"The distinction between citizens proper, that is, the constituent members of the political sovereignty, and subjects of that sovereignty who are not, therefore, citizens is recognised in the best authorities of the public law ". This distinction is true. The further question of who are and who are not citizens has its difficulties. Accept the definition of citizenship to be the enjoyment of equal rights and privileges at home and equal protection abroad, and consider the question from this standpoint, from which alone it should be treated, for we have no law in the U.S. A. which divides our citizens into classes or makes any difference whatever between them. We then discover the importance that the equal rights of citizens when at home should maintain when abroad, because questions as to citizenship are determined by municipal law in subordination to the law of Nations. Therefore, the value of citizenship should not be underestimated. "

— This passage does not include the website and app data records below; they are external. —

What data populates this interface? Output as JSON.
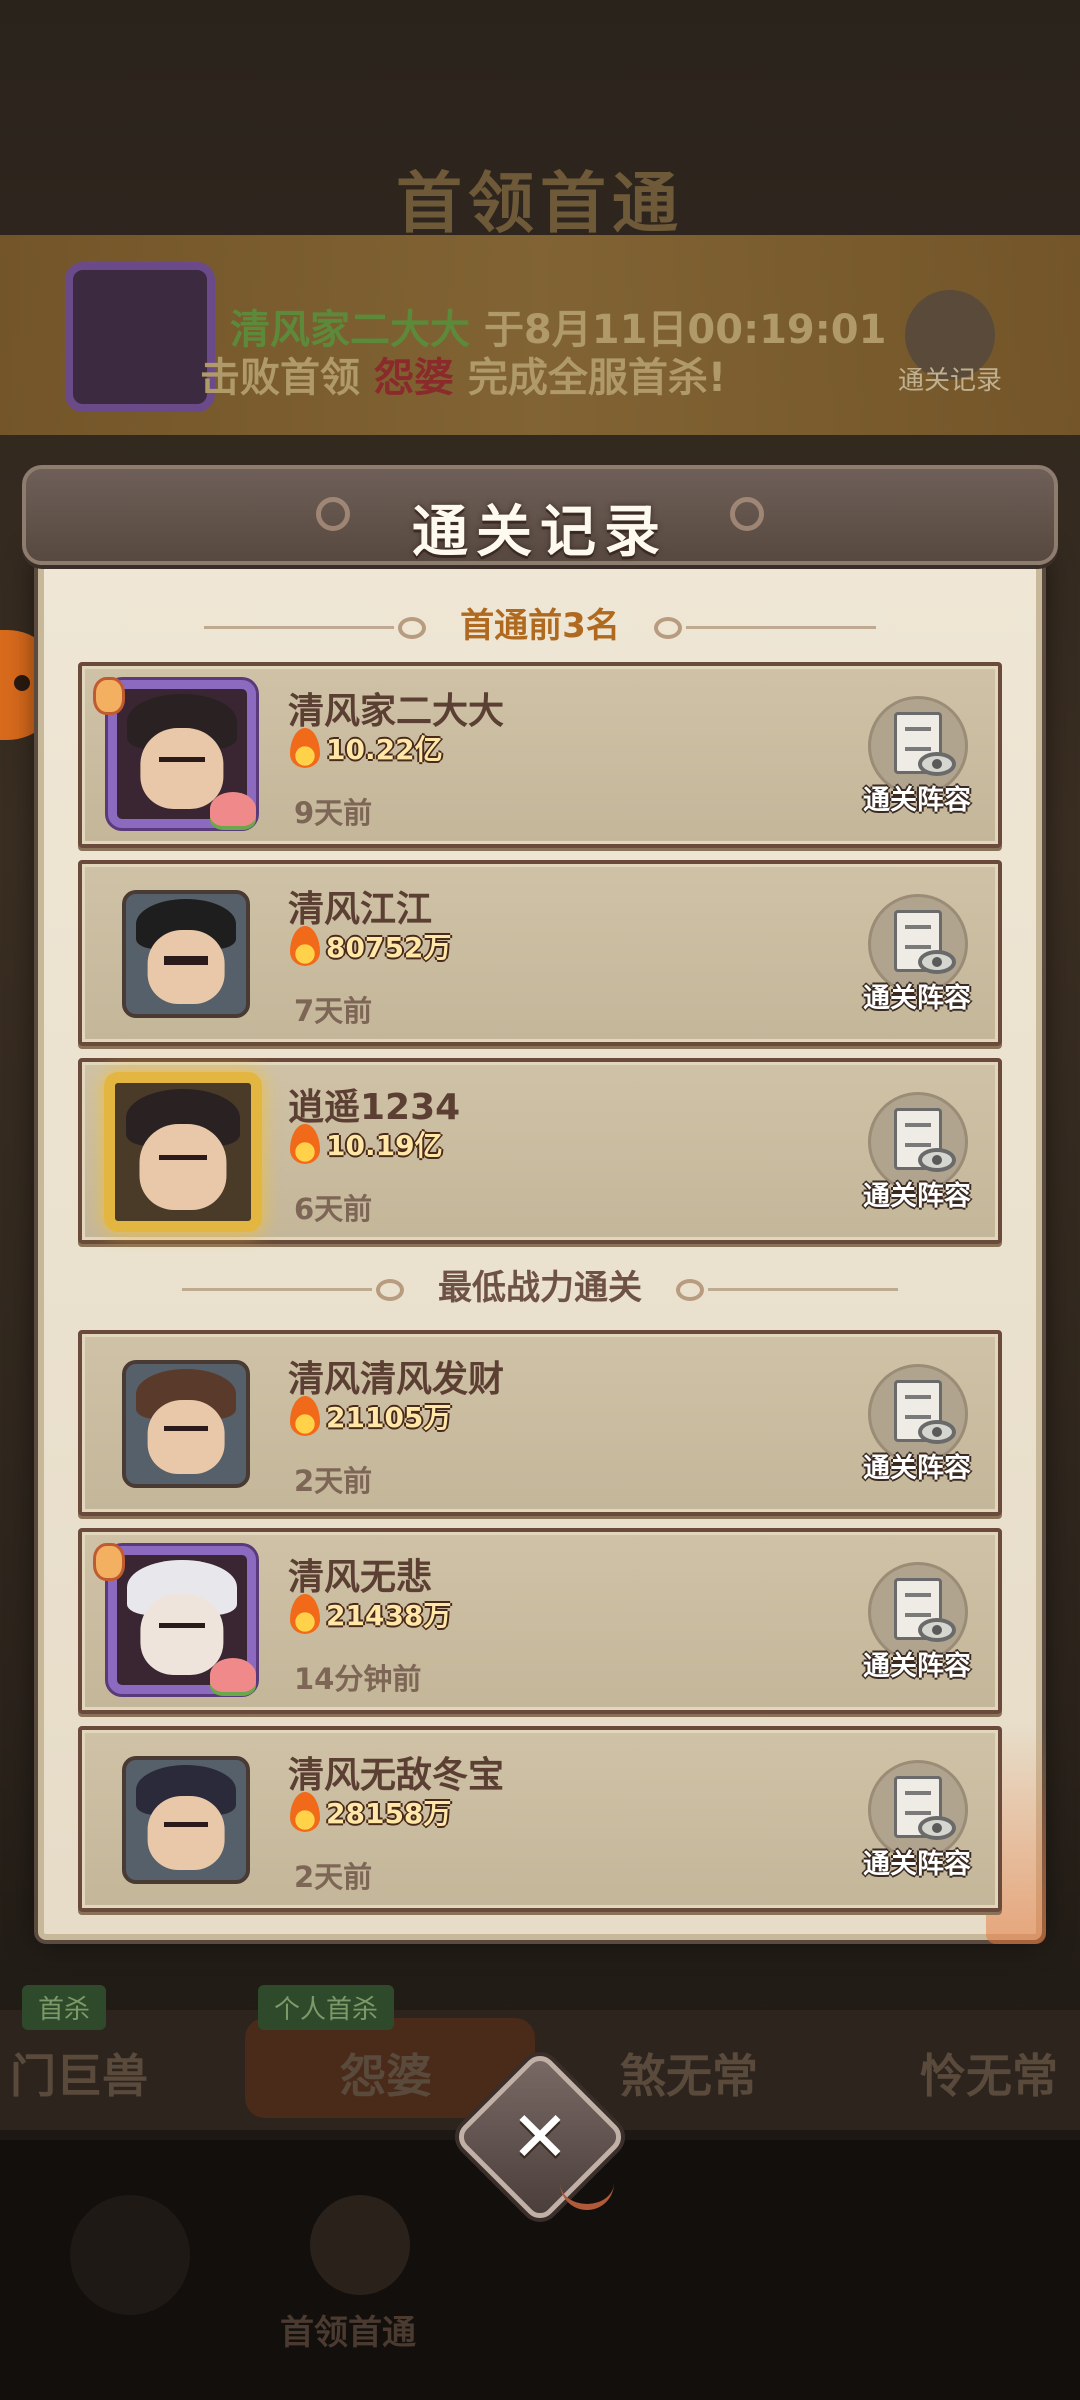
{
  "background": {
    "title": "首领首通",
    "banner": {
      "player": "清风家二大大",
      "time_text": "于8月11日00:19:01",
      "text_before_boss": "击败首领",
      "boss": "怨婆",
      "text_after_boss": "完成全服首杀!",
      "record_button": "通关记录"
    },
    "boss_tabs": [
      "门巨兽",
      "怨婆",
      "煞无常",
      "怜无常"
    ],
    "tags": [
      "首杀",
      "个人首杀"
    ],
    "nav_label": "首领首通"
  },
  "dialog": {
    "title": "通关记录",
    "section_top": "首通前3名",
    "section_lowest": "最低战力通关",
    "lineup_label": "通关阵容",
    "top3": [
      {
        "name": "清风家二大大",
        "power": "10.22亿",
        "time": "9天前",
        "frame": "purple"
      },
      {
        "name": "清风江江",
        "power": "80752万",
        "time": "7天前",
        "frame": "plain"
      },
      {
        "name": "逍遥1234",
        "power": "10.19亿",
        "time": "6天前",
        "frame": "gold"
      }
    ],
    "lowest": [
      {
        "name": "清风清风发财",
        "power": "21105万",
        "time": "2天前",
        "frame": "plain"
      },
      {
        "name": "清风无悲",
        "power": "21438万",
        "time": "14分钟前",
        "frame": "purple"
      },
      {
        "name": "清风无敌冬宝",
        "power": "28158万",
        "time": "2天前",
        "frame": "plain"
      }
    ]
  },
  "icons": {
    "close": "close-icon",
    "flame": "flame-icon",
    "lineup": "document-eye-icon"
  },
  "colors": {
    "dialog_bg": "#efe6d5",
    "card_bg": "#cfc2a6",
    "section_top": "#b06a20",
    "power_text": "#ffe7a8"
  }
}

View of Roman Law

1. It was by man that the body politic was organised, and in entering the Organisation with his fellow men, man followed the exercise of his natural rights and became an ingredient of the society of which he, with others, became members.

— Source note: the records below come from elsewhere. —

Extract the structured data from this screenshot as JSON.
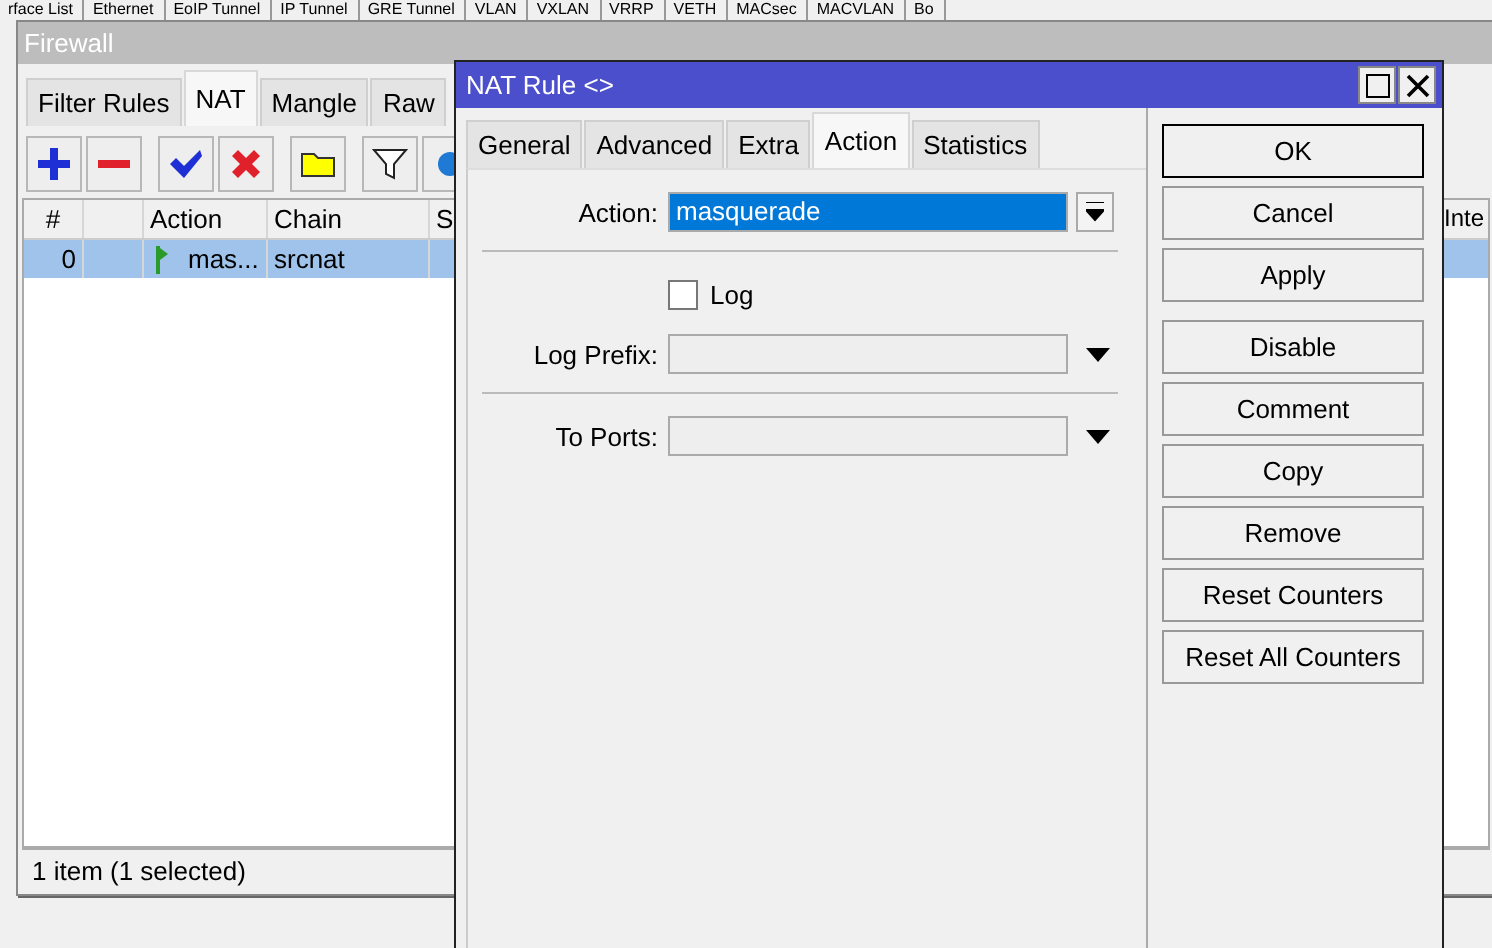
{
  "background_tabs": [
    "rface List",
    "Ethernet",
    "EoIP Tunnel",
    "IP Tunnel",
    "GRE Tunnel",
    "VLAN",
    "VXLAN",
    "VRRP",
    "VETH",
    "MACsec",
    "MACVLAN",
    "Bo"
  ],
  "firewall": {
    "title": "Firewall",
    "tabs": [
      {
        "label": "Filter Rules",
        "selected": false
      },
      {
        "label": "NAT",
        "selected": true
      },
      {
        "label": "Mangle",
        "selected": false
      },
      {
        "label": "Raw",
        "selected": false
      }
    ],
    "table": {
      "columns": [
        "#",
        "Action",
        "Chain",
        "S"
      ],
      "cut_column": "Inte",
      "rows": [
        {
          "number": "0",
          "action": "mas...",
          "chain": "srcnat",
          "selected": true
        }
      ]
    },
    "status_bar": "1 item (1 selected)"
  },
  "dialog": {
    "title": "NAT Rule <>",
    "tabs": [
      {
        "label": "General",
        "selected": false
      },
      {
        "label": "Advanced",
        "selected": false
      },
      {
        "label": "Extra",
        "selected": false
      },
      {
        "label": "Action",
        "selected": true
      },
      {
        "label": "Statistics",
        "selected": false
      }
    ],
    "action": {
      "label": "Action:",
      "value": "masquerade"
    },
    "log": {
      "label": "Log",
      "checked": false
    },
    "log_prefix": {
      "label": "Log Prefix:"
    },
    "to_ports": {
      "label": "To Ports:"
    },
    "buttons": [
      {
        "label": "OK",
        "default": true
      },
      {
        "label": "Cancel",
        "default": false
      },
      {
        "label": "Apply",
        "default": false
      }
    ],
    "rule_buttons": [
      {
        "label": "Disable"
      },
      {
        "label": "Comment"
      },
      {
        "label": "Copy"
      },
      {
        "label": "Remove"
      },
      {
        "label": "Reset Counters"
      },
      {
        "label": "Reset All Counters"
      }
    ]
  }
}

2. By the Organisation formed as of man and by man, man was so incorporated into the body politic that he could not depart.

3. Although in the early days of Rome, they alone could call themselves Roman citizens who were freeborn and born in Rome, yet very soon thereafter, foreigners were admitted to citizenship by authority of the legislative body. Later, as Rome advanced in her conquest of the neighbouring states, to these states the legislative authorities conferred charters by which the citizens of such states were admitted to Roman citizenship and their former citizenship was abolished.

4. Cicero lays down the rule, " that every man ought to be able to retain or renounce his rights of membership of a society, " and further adds, " that this is the firmest foundation of liberty. " Under this the Romans received all who came and forced none to remain with them.

5. This view of the Roman Law was based upon natural law.

Effect of Invasion

6. After the downfall of Rome this principle of natural law gave way to the principles of feudalism as introduced by the invaders.

7. The invaders having conquered both the people and their lands, organised their Government, as being in a prince who was all powerful over his subjects. The relation as between man and man and his relation to the Government was forced and involuntary. The natural rights of man as being in man were disavowed.



 [f1] * Inserted—ed

 [f2]* Inserted—ed.

 [f3]* Inserted these words are erased in the ms. either on account of being eaten by termites or by afflux of time

 [f4]* Inserted these words are erased in the ms. either on account of being eaten by termites or by afflux of time

 [f5]* Means Governor and Governor General—ed

 [f6]* Portion missing—ed.

 [f7]2 Secretary of State—ed.

 [f8]* Inserted—ed.